■ Activity ■
From the first line to the last, reproduce the records exactly as they appear below.

■ Data section ■
*** Begin section ***

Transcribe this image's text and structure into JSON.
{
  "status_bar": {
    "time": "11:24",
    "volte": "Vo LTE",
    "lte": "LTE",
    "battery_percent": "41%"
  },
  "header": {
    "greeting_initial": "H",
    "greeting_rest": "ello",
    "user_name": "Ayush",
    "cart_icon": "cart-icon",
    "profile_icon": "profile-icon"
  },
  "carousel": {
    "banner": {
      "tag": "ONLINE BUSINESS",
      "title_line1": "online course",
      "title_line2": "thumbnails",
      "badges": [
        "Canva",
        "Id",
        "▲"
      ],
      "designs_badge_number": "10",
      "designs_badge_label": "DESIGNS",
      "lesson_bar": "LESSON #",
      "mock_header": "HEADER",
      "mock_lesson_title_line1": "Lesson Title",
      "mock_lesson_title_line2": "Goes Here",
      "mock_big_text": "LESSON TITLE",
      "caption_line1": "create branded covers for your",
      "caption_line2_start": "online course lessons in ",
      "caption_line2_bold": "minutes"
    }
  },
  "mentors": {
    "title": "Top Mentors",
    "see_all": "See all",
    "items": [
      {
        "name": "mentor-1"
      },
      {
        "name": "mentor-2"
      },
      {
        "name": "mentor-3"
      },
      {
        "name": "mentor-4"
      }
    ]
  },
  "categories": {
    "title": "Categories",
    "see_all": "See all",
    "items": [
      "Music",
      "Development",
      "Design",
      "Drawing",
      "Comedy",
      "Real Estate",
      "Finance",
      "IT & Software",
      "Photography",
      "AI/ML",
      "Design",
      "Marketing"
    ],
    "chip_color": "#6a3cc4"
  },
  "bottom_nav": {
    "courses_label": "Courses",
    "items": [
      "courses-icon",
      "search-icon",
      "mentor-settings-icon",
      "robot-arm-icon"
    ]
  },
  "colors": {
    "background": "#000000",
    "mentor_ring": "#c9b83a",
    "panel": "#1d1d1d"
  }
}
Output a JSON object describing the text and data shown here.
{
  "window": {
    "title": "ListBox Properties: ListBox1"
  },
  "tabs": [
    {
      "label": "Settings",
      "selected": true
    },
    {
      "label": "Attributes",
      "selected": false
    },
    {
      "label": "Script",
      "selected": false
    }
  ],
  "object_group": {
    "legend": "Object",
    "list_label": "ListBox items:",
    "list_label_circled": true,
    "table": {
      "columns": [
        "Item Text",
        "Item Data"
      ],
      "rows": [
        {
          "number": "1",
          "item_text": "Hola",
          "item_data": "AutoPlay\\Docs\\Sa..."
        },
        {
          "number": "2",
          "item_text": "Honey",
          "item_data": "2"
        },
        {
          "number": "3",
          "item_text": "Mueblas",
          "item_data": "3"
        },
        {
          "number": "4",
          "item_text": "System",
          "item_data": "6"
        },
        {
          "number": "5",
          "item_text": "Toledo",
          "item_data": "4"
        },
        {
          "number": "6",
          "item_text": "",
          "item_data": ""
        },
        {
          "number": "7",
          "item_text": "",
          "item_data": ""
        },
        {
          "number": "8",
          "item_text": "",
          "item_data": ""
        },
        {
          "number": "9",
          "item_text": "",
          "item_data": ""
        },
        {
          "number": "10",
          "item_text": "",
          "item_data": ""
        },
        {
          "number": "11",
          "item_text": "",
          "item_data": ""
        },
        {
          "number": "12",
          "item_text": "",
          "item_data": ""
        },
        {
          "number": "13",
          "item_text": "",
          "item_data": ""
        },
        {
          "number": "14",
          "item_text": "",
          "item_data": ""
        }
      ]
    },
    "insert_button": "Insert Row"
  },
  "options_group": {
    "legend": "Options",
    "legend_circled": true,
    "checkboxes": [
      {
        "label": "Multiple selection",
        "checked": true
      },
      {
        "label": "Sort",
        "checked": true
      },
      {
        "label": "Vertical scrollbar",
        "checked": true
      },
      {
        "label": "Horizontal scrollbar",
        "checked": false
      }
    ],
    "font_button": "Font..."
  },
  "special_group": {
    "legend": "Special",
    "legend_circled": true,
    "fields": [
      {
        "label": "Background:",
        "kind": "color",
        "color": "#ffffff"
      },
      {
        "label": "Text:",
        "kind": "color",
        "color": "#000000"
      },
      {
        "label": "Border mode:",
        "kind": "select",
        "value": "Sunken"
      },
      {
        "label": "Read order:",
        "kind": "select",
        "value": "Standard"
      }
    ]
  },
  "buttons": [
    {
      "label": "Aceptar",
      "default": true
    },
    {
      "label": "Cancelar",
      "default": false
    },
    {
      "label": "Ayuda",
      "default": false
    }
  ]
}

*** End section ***

■ Response area ■
Transcribe this image's text and structure into JSON.
{
  "status_bar": {
    "time": "11:24",
    "volte": "Vo LTE",
    "lte": "LTE",
    "battery_percent": "41%"
  },
  "header": {
    "greeting_initial": "H",
    "greeting_rest": "ello",
    "user_name": "Ayush",
    "cart_icon": "cart-icon",
    "profile_icon": "profile-icon"
  },
  "carousel": {
    "banner": {
      "tag": "ONLINE BUSINESS",
      "title_line1": "online course",
      "title_line2": "thumbnails",
      "badges": [
        "Canva",
        "Id",
        "▲"
      ],
      "designs_badge_number": "10",
      "designs_badge_label": "DESIGNS",
      "lesson_bar": "LESSON #",
      "mock_header": "HEADER",
      "mock_lesson_title_line1": "Lesson Title",
      "mock_lesson_title_line2": "Goes Here",
      "mock_big_text": "LESSON TITLE",
      "caption_line1": "create branded covers for your",
      "caption_line2_start": "online course lessons in ",
      "caption_line2_bold": "minutes"
    }
  },
  "mentors": {
    "title": "Top Mentors",
    "see_all": "See all",
    "items": [
      {
        "name": "mentor-1"
      },
      {
        "name": "mentor-2"
      },
      {
        "name": "mentor-3"
      },
      {
        "name": "mentor-4"
      }
    ]
  },
  "categories": {
    "title": "Categories",
    "see_all": "See all",
    "items": [
      "Music",
      "Development",
      "Design",
      "Drawing",
      "Comedy",
      "Real Estate",
      "Finance",
      "IT & Software",
      "Photography",
      "AI/ML",
      "Design",
      "Marketing"
    ],
    "chip_color": "#6a3cc4"
  },
  "bottom_nav": {
    "courses_label": "Courses",
    "items": [
      "courses-icon",
      "search-icon",
      "mentor-settings-icon",
      "robot-arm-icon"
    ]
  },
  "colors": {
    "background": "#000000",
    "mentor_ring": "#c9b83a",
    "panel": "#1d1d1d"
  }
}
Output a JSON object describing the text and data shown here.
{
  "window": {
    "title": "ListBox Properties: ListBox1"
  },
  "tabs": [
    {
      "label": "Settings",
      "selected": true
    },
    {
      "label": "Attributes",
      "selected": false
    },
    {
      "label": "Script",
      "selected": false
    }
  ],
  "object_group": {
    "legend": "Object",
    "list_label": "ListBox items:",
    "list_label_circled": true,
    "table": {
      "columns": [
        "Item Text",
        "Item Data"
      ],
      "rows": [
        {
          "number": "1",
          "item_text": "Hola",
          "item_data": "AutoPlay\\Docs\\Sa..."
        },
        {
          "number": "2",
          "item_text": "Honey",
          "item_data": "2"
        },
        {
          "number": "3",
          "item_text": "Mueblas",
          "item_data": "3"
        },
        {
          "number": "4",
          "item_text": "System",
          "item_data": "6"
        },
        {
          "number": "5",
          "item_text": "Toledo",
          "item_data": "4"
        },
        {
          "number": "6",
          "item_text": "",
          "item_data": ""
        },
        {
          "number": "7",
          "item_text": "",
          "item_data": ""
        },
        {
          "number": "8",
          "item_text": "",
          "item_data": ""
        },
        {
          "number": "9",
          "item_text": "",
          "item_data": ""
        },
        {
          "number": "10",
          "item_text": "",
          "item_data": ""
        },
        {
          "number": "11",
          "item_text": "",
          "item_data": ""
        },
        {
          "number": "12",
          "item_text": "",
          "item_data": ""
        },
        {
          "number": "13",
          "item_text": "",
          "item_data": ""
        },
        {
          "number": "14",
          "item_text": "",
          "item_data": ""
        }
      ]
    },
    "insert_button": "Insert Row"
  },
  "options_group": {
    "legend": "Options",
    "legend_circled": true,
    "checkboxes": [
      {
        "label": "Multiple selection",
        "checked": true
      },
      {
        "label": "Sort",
        "checked": true
      },
      {
        "label": "Vertical scrollbar",
        "checked": true
      },
      {
        "label": "Horizontal scrollbar",
        "checked": false
      }
    ],
    "font_button": "Font..."
  },
  "special_group": {
    "legend": "Special",
    "legend_circled": true,
    "fields": [
      {
        "label": "Background:",
        "kind": "color",
        "color": "#ffffff"
      },
      {
        "label": "Text:",
        "kind": "color",
        "color": "#000000"
      },
      {
        "label": "Border mode:",
        "kind": "select",
        "value": "Sunken"
      },
      {
        "label": "Read order:",
        "kind": "select",
        "value": "Standard"
      }
    ]
  },
  "buttons": [
    {
      "label": "Aceptar",
      "default": true
    },
    {
      "label": "Cancelar",
      "default": false
    },
    {
      "label": "Ayuda",
      "default": false
    }
  ]
}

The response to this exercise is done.